Tally up the lines below containing the string "table", then write the number alone.

- **DATA UNDER STUDY**
※
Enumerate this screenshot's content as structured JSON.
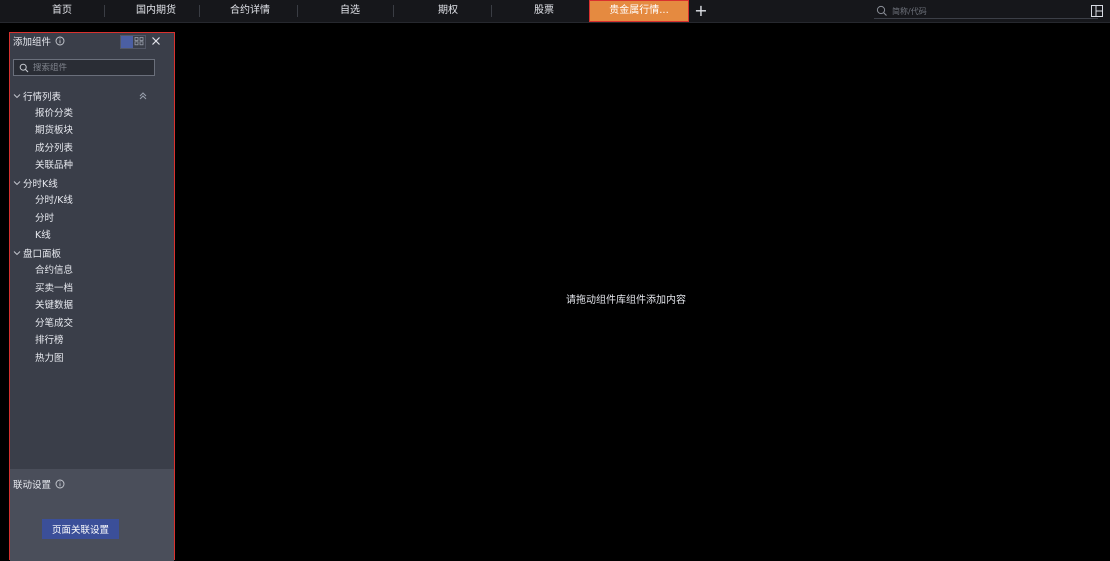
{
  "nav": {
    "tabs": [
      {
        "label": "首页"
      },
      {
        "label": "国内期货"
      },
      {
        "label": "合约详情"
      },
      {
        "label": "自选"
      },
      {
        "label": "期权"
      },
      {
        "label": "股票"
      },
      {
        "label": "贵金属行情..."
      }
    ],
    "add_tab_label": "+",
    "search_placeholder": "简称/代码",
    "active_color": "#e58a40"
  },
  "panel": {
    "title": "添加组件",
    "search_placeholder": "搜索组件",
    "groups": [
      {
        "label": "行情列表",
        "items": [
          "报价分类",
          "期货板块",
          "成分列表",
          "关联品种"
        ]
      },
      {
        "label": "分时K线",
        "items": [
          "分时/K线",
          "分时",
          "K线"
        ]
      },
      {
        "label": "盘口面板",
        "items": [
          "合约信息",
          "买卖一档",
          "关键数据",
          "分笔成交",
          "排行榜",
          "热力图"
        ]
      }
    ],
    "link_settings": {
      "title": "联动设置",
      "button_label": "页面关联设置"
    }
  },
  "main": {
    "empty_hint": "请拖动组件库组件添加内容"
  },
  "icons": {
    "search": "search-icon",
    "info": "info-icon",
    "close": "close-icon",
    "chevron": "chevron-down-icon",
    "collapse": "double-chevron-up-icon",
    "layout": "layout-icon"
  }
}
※
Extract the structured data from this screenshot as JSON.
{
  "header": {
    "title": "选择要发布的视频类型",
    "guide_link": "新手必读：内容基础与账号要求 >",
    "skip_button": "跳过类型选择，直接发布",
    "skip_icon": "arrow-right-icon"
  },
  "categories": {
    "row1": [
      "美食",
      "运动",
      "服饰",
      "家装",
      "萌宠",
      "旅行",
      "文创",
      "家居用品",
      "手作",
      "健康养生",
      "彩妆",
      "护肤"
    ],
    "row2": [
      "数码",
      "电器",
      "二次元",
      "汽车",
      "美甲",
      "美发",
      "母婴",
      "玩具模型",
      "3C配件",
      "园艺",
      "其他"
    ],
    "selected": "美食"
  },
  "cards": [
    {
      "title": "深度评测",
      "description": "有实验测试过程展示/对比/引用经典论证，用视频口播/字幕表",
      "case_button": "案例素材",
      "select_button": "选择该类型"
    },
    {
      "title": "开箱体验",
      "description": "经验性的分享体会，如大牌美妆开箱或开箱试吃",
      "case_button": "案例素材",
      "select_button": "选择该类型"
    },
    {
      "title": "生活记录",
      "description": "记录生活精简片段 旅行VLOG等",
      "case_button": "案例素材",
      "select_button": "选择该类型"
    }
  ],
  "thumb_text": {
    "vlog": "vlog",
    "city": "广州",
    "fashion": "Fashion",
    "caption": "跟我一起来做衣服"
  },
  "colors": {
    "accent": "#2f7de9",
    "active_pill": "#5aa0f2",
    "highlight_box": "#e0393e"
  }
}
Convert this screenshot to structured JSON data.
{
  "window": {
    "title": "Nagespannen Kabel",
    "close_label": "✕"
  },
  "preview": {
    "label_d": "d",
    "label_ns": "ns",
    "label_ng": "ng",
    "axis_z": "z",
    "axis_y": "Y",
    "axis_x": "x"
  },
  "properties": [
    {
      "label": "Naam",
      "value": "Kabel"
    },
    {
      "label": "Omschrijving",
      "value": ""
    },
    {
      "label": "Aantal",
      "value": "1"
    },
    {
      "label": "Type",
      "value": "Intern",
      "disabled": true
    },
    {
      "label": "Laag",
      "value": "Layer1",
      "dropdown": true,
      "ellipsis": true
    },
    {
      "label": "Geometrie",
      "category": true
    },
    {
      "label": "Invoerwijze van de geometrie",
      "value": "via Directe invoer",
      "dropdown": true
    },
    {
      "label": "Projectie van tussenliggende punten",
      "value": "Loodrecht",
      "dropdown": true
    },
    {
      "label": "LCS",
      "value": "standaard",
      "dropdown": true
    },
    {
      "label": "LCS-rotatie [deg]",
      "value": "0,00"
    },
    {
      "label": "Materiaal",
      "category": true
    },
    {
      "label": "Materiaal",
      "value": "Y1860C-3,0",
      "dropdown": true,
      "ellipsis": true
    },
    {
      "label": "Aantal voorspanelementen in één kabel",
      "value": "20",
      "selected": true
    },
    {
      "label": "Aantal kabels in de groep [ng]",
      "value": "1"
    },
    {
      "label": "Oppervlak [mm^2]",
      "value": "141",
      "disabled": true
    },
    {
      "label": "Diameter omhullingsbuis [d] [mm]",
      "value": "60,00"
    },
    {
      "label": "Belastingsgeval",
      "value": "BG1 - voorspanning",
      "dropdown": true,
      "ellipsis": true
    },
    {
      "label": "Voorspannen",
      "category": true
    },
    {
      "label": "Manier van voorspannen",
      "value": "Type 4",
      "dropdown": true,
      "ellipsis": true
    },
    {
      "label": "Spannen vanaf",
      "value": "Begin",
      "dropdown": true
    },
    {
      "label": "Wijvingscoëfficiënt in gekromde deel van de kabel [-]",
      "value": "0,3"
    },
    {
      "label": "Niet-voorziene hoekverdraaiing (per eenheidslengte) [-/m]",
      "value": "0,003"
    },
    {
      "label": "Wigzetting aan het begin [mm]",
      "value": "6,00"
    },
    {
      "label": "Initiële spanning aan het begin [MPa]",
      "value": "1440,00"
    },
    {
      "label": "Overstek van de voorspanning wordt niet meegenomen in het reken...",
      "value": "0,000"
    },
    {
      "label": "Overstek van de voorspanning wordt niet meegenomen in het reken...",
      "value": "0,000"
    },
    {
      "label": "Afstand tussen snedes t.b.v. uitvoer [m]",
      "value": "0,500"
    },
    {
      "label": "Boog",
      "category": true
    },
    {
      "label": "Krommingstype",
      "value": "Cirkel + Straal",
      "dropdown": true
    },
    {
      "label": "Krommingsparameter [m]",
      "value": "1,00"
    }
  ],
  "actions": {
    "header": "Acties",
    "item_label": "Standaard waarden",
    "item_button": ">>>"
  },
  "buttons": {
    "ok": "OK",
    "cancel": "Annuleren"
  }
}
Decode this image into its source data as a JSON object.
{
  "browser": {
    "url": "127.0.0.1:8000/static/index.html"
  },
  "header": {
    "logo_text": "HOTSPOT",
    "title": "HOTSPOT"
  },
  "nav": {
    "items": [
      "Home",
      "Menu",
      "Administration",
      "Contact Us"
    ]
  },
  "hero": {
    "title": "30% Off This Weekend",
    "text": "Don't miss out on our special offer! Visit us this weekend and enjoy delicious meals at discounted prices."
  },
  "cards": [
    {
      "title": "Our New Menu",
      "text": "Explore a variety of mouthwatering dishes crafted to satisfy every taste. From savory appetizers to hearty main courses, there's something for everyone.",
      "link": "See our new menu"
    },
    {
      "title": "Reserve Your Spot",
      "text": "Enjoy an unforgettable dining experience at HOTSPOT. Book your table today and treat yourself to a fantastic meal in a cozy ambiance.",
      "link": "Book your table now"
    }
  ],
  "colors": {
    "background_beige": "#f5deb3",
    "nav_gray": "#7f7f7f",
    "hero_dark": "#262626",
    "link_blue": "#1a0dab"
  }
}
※
- **SOLUTION FOR THIS PROBLEM**
2